The Stream Deck has evolved several times, with an XL and mini version, alongside an MK2 version of the original, joining the lineup since its launch a few years ago. Complemented by the Stream Deck Mobile app, the Stream Deck Pedal and the proprietary software enabling limitless functionality, Elgato has upgraded the platform again, this time with rotary knobs and a touchscreen.
Side note: everything is getting touch screens these days; check out the new JBL Tour PRO 2 earbuds to see what we’re talking about.
A Crowded Market
It’s also not the only option on the market. Excluding other iterations of the Stream Deck, there’s quite a bit of competition from brands such as Loupedeck, Razer, GMMK and the ever-growing mechanical keyboard community. For example, the Corsair K100 Air keyboard, tested by Ben McKimm, enables macro keyboard shortcuts through the four programmable G keys. A staple amongst many major gaming brands like Logitech, HyperX and Alienware.
And a while back, we covered the Monogram Modular Console, which proposed a more unorthodox approach to the macro pad, with components like dials and toggles that magnetically snap together, enabling a more customised workflow. Moreover, its software hooks into popular editing software through custom-built plugins and common standards like MIDI and HID joystick.
Another contender is the Loupedeck CT. Boasting a comparable arrangement of customisable and remappable LCD buttons and rotary dials, among standard buttons like Undo and Save, the device incorporates similar functionality as the Stream Deck+, opting for a circular touchscreen dial reminiscent of the Apple iPod.
Speaking of Apple, they also joined the macro party with their Shortcuts app, allowing macOS and iOS users to mix and match actions for automation that interact with the apps and content on Apple devices.
Then there’s the world of mechanical keyboards. GMMK and Keychron are all big players in the mech scene, with rotary dials making their way to their flagship keyboards alongside sliders found in the recent GMMK Numpad. Of course, this barely scratches the surface of custom-built mechanical keyboards, where the possibilities are only limited by your patience and your skills with a soldering iron. And don’t even get us started on the lube. So fiddly.
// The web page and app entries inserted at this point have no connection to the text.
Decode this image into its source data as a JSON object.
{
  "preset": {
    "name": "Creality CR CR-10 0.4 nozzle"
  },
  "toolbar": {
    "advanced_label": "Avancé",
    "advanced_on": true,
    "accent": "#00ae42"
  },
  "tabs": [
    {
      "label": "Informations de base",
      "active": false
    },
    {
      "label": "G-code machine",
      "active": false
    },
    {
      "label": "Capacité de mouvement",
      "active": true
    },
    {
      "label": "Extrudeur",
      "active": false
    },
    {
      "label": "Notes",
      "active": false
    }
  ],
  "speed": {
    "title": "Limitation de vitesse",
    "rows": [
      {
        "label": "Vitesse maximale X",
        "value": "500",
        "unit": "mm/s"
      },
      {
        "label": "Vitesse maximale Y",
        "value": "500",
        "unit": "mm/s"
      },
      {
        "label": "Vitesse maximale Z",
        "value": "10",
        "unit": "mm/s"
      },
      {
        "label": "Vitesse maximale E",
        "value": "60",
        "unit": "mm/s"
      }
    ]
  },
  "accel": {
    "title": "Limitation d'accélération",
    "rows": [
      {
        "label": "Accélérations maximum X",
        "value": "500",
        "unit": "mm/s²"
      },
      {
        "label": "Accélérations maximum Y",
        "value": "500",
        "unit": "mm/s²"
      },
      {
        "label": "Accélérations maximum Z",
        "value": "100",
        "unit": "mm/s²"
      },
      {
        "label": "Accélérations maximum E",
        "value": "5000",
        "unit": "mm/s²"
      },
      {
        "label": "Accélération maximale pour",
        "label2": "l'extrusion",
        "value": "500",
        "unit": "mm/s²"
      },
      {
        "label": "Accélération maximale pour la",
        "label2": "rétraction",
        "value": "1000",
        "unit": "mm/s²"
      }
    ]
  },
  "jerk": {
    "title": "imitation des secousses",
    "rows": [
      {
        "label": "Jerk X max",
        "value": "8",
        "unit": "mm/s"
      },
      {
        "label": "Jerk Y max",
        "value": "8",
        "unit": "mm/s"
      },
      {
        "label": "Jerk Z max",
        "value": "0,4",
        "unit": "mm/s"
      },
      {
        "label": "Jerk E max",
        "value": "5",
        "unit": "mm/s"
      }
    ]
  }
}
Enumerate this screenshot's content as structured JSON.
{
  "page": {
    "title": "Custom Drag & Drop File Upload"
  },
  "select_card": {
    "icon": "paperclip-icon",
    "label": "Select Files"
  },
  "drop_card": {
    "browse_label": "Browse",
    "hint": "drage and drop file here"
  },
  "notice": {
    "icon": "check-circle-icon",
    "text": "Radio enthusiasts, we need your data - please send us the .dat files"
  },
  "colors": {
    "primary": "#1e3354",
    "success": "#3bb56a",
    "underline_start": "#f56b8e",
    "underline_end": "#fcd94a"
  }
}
What’s next for macro-pads? If we were to hazard a guess on the next device from Elgato and the world of macro pads, we reckon it’s in office space. We could see the company bring out an Elgato Strem Deck Mini+. Imagine a 2×2 stack of buttons and two rotary dials (above/below or to the sides). It could be the ultimate video call tool for muting, unmuting and controlling your music volume so you can quickly go back to blasting tunes after a meeting with the boss.